It has been more than a year since the Catholic Legal Immigration Network Inc.’s (CLINIC) Religious Immigration Services (RIS) section began taking Deferred Action for Childhood Arrivals (DACA) cases. Back on June 15, 2012, the Department of Homeland Security announced a new process, granting relief to undocumented young people who came to the United States as children and do not have proper immigration documents. This new program allowed these young people to have work authorization and stay in the country without the threat of deportation. This announcement has provided hope for people who lived in the shadows for so long, unable to obtain social security numbers or even driver’s licenses because they did not have valid immigration status.
The DACA applicants who came to RIS for assistance are young people aged between 20 and 30 and discerning religious life in formation.
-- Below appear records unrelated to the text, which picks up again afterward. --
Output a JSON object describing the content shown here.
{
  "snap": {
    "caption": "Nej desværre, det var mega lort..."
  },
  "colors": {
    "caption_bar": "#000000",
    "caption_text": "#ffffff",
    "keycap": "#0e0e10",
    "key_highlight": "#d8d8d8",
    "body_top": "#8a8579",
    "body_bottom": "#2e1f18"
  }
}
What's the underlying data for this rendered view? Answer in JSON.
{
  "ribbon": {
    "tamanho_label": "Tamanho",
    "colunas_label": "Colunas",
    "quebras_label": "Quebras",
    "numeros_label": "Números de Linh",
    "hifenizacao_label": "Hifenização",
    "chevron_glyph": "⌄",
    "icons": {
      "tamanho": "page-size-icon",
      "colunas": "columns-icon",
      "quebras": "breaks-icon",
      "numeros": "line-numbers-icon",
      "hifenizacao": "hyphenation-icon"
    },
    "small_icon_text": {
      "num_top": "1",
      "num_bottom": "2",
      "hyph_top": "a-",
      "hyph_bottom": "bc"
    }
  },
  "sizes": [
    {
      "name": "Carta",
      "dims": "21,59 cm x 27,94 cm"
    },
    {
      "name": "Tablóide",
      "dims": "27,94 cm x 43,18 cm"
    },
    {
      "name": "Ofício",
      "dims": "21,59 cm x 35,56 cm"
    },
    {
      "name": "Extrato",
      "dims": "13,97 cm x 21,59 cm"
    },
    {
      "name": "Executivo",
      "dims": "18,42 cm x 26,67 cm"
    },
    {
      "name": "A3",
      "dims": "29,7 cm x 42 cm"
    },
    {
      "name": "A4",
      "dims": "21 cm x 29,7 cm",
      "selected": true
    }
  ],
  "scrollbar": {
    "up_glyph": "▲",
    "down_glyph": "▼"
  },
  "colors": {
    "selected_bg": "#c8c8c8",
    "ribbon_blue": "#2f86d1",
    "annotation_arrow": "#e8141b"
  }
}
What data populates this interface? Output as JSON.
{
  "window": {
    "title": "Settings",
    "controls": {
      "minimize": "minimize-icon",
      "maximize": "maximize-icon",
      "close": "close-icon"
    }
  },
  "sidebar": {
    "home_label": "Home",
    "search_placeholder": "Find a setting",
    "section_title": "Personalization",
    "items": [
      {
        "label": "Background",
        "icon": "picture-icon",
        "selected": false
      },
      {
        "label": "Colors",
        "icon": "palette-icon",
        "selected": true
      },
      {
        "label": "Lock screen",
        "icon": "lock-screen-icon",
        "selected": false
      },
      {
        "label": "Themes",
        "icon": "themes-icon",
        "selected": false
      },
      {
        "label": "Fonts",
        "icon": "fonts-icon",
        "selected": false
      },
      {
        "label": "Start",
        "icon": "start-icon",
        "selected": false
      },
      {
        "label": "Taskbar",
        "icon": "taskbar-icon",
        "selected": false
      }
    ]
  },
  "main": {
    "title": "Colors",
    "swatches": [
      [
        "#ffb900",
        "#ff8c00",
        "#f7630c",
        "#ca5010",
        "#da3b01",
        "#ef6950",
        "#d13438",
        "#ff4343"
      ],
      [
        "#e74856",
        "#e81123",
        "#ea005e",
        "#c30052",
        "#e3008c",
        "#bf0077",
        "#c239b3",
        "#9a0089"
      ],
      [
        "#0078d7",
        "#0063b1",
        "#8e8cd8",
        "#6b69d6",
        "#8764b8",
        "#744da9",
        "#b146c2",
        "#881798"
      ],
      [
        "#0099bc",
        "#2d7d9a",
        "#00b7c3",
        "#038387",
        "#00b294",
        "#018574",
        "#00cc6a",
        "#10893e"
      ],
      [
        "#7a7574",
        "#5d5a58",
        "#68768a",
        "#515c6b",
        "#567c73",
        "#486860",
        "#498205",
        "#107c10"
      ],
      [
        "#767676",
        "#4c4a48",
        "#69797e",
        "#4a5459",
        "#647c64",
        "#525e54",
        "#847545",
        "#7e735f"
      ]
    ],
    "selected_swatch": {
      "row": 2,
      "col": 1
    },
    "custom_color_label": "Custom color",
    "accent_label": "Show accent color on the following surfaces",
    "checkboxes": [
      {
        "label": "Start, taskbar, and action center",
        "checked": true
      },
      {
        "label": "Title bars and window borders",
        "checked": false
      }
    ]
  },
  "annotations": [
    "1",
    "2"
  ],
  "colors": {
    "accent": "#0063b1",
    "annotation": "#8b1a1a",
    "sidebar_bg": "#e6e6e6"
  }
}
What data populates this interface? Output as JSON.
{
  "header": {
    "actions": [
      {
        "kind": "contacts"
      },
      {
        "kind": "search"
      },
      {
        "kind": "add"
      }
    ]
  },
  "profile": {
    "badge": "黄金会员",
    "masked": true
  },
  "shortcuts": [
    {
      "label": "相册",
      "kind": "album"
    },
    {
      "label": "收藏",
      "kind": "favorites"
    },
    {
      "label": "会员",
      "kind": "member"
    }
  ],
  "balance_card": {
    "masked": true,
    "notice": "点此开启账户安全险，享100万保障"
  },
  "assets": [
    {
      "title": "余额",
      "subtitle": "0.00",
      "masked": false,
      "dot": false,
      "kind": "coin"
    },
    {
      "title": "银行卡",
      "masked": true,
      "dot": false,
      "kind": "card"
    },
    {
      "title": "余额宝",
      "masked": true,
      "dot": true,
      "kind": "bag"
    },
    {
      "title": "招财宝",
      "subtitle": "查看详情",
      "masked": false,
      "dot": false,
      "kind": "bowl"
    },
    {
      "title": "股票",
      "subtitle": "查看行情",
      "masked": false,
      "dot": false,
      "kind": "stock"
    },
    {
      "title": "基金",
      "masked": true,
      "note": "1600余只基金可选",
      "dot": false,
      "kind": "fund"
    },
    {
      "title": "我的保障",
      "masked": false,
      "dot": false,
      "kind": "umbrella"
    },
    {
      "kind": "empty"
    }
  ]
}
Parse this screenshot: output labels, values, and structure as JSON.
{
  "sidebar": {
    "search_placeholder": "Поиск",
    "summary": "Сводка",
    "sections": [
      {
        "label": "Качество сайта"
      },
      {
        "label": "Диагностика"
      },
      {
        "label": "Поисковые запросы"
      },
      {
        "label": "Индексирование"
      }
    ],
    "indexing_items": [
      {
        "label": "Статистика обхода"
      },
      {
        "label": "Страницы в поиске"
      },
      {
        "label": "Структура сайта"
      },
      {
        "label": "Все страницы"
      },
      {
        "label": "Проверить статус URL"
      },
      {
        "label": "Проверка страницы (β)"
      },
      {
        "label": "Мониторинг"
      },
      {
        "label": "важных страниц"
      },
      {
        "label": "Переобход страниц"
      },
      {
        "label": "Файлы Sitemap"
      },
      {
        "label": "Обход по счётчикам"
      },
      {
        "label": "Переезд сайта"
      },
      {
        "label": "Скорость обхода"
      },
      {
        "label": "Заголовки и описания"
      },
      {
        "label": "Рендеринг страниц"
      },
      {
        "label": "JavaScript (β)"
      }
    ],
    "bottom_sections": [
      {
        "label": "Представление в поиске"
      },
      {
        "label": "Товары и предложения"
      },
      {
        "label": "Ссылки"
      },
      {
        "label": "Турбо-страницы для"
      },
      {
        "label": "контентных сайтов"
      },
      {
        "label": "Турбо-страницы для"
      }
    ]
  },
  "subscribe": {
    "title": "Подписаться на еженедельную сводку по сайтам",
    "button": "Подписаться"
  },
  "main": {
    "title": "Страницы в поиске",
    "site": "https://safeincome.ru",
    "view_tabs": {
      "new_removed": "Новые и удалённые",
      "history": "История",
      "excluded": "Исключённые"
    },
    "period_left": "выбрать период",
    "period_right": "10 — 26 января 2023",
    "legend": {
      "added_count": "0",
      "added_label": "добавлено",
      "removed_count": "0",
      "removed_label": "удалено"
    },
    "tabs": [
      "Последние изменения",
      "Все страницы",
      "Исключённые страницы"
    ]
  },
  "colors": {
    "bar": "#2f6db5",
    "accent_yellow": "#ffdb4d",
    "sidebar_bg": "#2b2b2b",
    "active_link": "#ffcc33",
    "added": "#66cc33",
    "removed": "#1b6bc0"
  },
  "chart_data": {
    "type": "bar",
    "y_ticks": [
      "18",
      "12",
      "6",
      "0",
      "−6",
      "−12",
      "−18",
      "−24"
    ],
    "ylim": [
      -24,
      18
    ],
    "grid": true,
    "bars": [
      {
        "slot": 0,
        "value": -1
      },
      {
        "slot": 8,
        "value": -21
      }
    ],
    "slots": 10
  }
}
These applicants grew up in the United States, speak English, attended local middle and high schools, and encountered God’s calling to pursue a religious vocation. One young religious sister, whose DACA application was approved in May 2013, came to the United States by crossing the Mexican border with her parents when she was just 14 years old. Her parents, who were struggling in Mexico, moved the family to the United States so that their children could have better lives. Growing up, she felt like she was living a segregated life because she was undocumented and had no identification. Now, thanks to DACA, she studies theology and philosophy at her religious community’s juniorate house, teaches catechism to youth, and provides pastoral services to nearby parishes, including caring for those suffering from depression and alcohol problems.
Another DACA applicant is a religious brother from Peru who also sought DACA to fulfill his religious vocation. He originally came to the United States with his family on a tourist visa at the age of 13 and, after arriving, his family decided to remain in the country. He discovered at a young age that he did not have legal status and lived in fear of deportation for both himself and his family. He joined a religious community in January of 2009, following God’s calling to serve disadvantaged youth. Since his DACA application was approved, he can legally work and has been assigned to teach religion at a Catholic high school. If he is approved for a travel document, he hopes to join missionary groups abroad and enrich his religious vocation by studying theology in Jerusalem.
Since August 2012, RIS has handled a number of DACA cases. In the spring of 2013, our clients, such as the religious sister, started receiving work authorization cards. It is exciting to see the approval notices, especially since just last year, attorneys were working hard to collect documents from these DACA applicants to show proof of their eligibility to the Department of Homeland Security. Now these young people have DACA approvals, work permits, social security numbers, and driver’s licenses, and are able to live out their lives for everyone to see.
Despite the positive impact made on the lives of these religious men and women, DACA is not a permanent solution, as it does not grant any legal status. We hope that Congress will pass Comprehensive Immigration Reform so these worthy religious men and women, along with other deserving immigrants who work hard and want to more fully contribute to the United States as productive members of society, are given a chance to live their lives out of the shadows and be on a pathway to permanent residence and eventual citizenship.
To learn more about Religious Immigration Services and the direct legal services CLINIC offers religious communities and Catholic Dioceses, visit: https://cliniclegal.org/programs/ReligiousImmigrationServices 
Wondering if you’re eligible to benefit from the DACA Program? Find answers to our most frequently asked questions here: https://cliniclegal.org/resources/deferred-action-childhood-arrivals 
*Minyoung Ohm is a Staff Attorney in CLINIC's Religious Immigration Services